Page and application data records
····················

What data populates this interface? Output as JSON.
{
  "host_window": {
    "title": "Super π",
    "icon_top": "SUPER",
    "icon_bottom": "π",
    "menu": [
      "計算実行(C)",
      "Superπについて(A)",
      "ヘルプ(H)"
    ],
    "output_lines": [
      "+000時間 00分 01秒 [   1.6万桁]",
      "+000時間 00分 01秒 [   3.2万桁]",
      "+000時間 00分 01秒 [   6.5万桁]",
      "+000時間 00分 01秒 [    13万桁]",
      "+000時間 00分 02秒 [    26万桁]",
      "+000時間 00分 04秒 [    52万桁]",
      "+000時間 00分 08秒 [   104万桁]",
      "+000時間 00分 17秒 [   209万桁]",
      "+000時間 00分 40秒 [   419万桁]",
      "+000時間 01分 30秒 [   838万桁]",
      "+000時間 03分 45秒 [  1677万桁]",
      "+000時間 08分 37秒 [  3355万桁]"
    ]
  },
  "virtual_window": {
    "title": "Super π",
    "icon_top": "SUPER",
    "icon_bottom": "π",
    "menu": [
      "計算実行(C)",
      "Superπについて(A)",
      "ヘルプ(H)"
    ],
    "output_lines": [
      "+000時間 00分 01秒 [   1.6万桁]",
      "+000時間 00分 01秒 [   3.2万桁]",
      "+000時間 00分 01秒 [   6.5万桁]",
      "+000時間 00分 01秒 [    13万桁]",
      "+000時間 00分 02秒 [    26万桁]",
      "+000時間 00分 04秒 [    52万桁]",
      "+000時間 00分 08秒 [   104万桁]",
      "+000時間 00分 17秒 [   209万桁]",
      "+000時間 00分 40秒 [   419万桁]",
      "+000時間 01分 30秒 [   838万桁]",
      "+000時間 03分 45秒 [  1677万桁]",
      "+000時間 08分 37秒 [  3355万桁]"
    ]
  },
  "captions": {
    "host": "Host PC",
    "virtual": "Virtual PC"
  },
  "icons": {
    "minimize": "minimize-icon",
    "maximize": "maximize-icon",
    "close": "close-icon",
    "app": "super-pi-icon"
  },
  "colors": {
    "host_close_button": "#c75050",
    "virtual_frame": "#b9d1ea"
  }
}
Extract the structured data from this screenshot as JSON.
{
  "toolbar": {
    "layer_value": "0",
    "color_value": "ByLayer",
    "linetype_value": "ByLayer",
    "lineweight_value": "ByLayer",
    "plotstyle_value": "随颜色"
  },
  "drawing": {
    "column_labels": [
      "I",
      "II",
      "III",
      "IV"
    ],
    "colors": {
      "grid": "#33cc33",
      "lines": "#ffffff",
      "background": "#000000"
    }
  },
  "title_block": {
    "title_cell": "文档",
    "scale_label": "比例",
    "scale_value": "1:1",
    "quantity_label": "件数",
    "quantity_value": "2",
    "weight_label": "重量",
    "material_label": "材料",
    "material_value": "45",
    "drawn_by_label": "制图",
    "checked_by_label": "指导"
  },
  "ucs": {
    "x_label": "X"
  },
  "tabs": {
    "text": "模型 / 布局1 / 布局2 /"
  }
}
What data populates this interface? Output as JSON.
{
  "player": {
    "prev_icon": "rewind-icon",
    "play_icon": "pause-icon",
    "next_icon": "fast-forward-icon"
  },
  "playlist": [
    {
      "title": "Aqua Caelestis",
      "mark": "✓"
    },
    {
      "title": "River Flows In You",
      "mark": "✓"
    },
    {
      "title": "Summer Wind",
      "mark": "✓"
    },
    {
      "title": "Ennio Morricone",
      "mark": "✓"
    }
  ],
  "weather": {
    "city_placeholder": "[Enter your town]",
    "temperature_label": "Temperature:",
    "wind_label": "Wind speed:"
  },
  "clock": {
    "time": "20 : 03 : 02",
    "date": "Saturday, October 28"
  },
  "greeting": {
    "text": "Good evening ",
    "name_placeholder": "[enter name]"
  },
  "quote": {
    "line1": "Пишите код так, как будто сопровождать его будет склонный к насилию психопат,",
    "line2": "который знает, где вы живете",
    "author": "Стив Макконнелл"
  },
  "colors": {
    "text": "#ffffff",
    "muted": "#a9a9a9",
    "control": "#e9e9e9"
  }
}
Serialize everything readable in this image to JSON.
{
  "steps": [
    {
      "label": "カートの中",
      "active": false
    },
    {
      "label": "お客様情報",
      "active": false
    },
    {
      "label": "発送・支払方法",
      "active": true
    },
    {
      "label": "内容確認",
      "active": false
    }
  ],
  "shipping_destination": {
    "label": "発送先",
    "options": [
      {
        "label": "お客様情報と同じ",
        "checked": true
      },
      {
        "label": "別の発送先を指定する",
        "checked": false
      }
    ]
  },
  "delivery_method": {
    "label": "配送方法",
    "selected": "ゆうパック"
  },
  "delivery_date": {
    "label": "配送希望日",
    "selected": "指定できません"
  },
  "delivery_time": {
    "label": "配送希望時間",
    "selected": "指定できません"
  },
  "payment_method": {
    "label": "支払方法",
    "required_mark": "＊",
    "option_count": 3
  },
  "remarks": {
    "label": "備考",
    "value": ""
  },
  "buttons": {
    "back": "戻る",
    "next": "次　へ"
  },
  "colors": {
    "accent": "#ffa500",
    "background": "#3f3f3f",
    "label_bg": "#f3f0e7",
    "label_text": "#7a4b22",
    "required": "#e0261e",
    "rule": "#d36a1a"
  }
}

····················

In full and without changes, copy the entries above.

What data populates this interface? Output as JSON.
{
  "host_window": {
    "title": "Super π",
    "icon_top": "SUPER",
    "icon_bottom": "π",
    "menu": [
      "計算実行(C)",
      "Superπについて(A)",
      "ヘルプ(H)"
    ],
    "output_lines": [
      "+000時間 00分 01秒 [   1.6万桁]",
      "+000時間 00分 01秒 [   3.2万桁]",
      "+000時間 00分 01秒 [   6.5万桁]",
      "+000時間 00分 01秒 [    13万桁]",
      "+000時間 00分 02秒 [    26万桁]",
      "+000時間 00分 04秒 [    52万桁]",
      "+000時間 00分 08秒 [   104万桁]",
      "+000時間 00分 17秒 [   209万桁]",
      "+000時間 00分 40秒 [   419万桁]",
      "+000時間 01分 30秒 [   838万桁]",
      "+000時間 03分 45秒 [  1677万桁]",
      "+000時間 08分 37秒 [  3355万桁]"
    ]
  },
  "virtual_window": {
    "title": "Super π",
    "icon_top": "SUPER",
    "icon_bottom": "π",
    "menu": [
      "計算実行(C)",
      "Superπについて(A)",
      "ヘルプ(H)"
    ],
    "output_lines": [
      "+000時間 00分 01秒 [   1.6万桁]",
      "+000時間 00分 01秒 [   3.2万桁]",
      "+000時間 00分 01秒 [   6.5万桁]",
      "+000時間 00分 01秒 [    13万桁]",
      "+000時間 00分 02秒 [    26万桁]",
      "+000時間 00分 04秒 [    52万桁]",
      "+000時間 00分 08秒 [   104万桁]",
      "+000時間 00分 17秒 [   209万桁]",
      "+000時間 00分 40秒 [   419万桁]",
      "+000時間 01分 30秒 [   838万桁]",
      "+000時間 03分 45秒 [  1677万桁]",
      "+000時間 08分 37秒 [  3355万桁]"
    ]
  },
  "captions": {
    "host": "Host PC",
    "virtual": "Virtual PC"
  },
  "icons": {
    "minimize": "minimize-icon",
    "maximize": "maximize-icon",
    "close": "close-icon",
    "app": "super-pi-icon"
  },
  "colors": {
    "host_close_button": "#c75050",
    "virtual_frame": "#b9d1ea"
  }
}
Extract the structured data from this screenshot as JSON.
{
  "toolbar": {
    "layer_value": "0",
    "color_value": "ByLayer",
    "linetype_value": "ByLayer",
    "lineweight_value": "ByLayer",
    "plotstyle_value": "随颜色"
  },
  "drawing": {
    "column_labels": [
      "I",
      "II",
      "III",
      "IV"
    ],
    "colors": {
      "grid": "#33cc33",
      "lines": "#ffffff",
      "background": "#000000"
    }
  },
  "title_block": {
    "title_cell": "文档",
    "scale_label": "比例",
    "scale_value": "1:1",
    "quantity_label": "件数",
    "quantity_value": "2",
    "weight_label": "重量",
    "material_label": "材料",
    "material_value": "45",
    "drawn_by_label": "制图",
    "checked_by_label": "指导"
  },
  "ucs": {
    "x_label": "X"
  },
  "tabs": {
    "text": "模型 / 布局1 / 布局2 /"
  }
}
What data populates this interface? Output as JSON.
{
  "player": {
    "prev_icon": "rewind-icon",
    "play_icon": "pause-icon",
    "next_icon": "fast-forward-icon"
  },
  "playlist": [
    {
      "title": "Aqua Caelestis",
      "mark": "✓"
    },
    {
      "title": "River Flows In You",
      "mark": "✓"
    },
    {
      "title": "Summer Wind",
      "mark": "✓"
    },
    {
      "title": "Ennio Morricone",
      "mark": "✓"
    }
  ],
  "weather": {
    "city_placeholder": "[Enter your town]",
    "temperature_label": "Temperature:",
    "wind_label": "Wind speed:"
  },
  "clock": {
    "time": "20 : 03 : 02",
    "date": "Saturday, October 28"
  },
  "greeting": {
    "text": "Good evening ",
    "name_placeholder": "[enter name]"
  },
  "quote": {
    "line1": "Пишите код так, как будто сопровождать его будет склонный к насилию психопат,",
    "line2": "который знает, где вы живете",
    "author": "Стив Макконнелл"
  },
  "colors": {
    "text": "#ffffff",
    "muted": "#a9a9a9",
    "control": "#e9e9e9"
  }
}
Serialize everything readable in this image to JSON.
{
  "steps": [
    {
      "label": "カートの中",
      "active": false
    },
    {
      "label": "お客様情報",
      "active": false
    },
    {
      "label": "発送・支払方法",
      "active": true
    },
    {
      "label": "内容確認",
      "active": false
    }
  ],
  "shipping_destination": {
    "label": "発送先",
    "options": [
      {
        "label": "お客様情報と同じ",
        "checked": true
      },
      {
        "label": "別の発送先を指定する",
        "checked": false
      }
    ]
  },
  "delivery_method": {
    "label": "配送方法",
    "selected": "ゆうパック"
  },
  "delivery_date": {
    "label": "配送希望日",
    "selected": "指定できません"
  },
  "delivery_time": {
    "label": "配送希望時間",
    "selected": "指定できません"
  },
  "payment_method": {
    "label": "支払方法",
    "required_mark": "＊",
    "option_count": 3
  },
  "remarks": {
    "label": "備考",
    "value": ""
  },
  "buttons": {
    "back": "戻る",
    "next": "次　へ"
  },
  "colors": {
    "accent": "#ffa500",
    "background": "#3f3f3f",
    "label_bg": "#f3f0e7",
    "label_text": "#7a4b22",
    "required": "#e0261e",
    "rule": "#d36a1a"
  }
}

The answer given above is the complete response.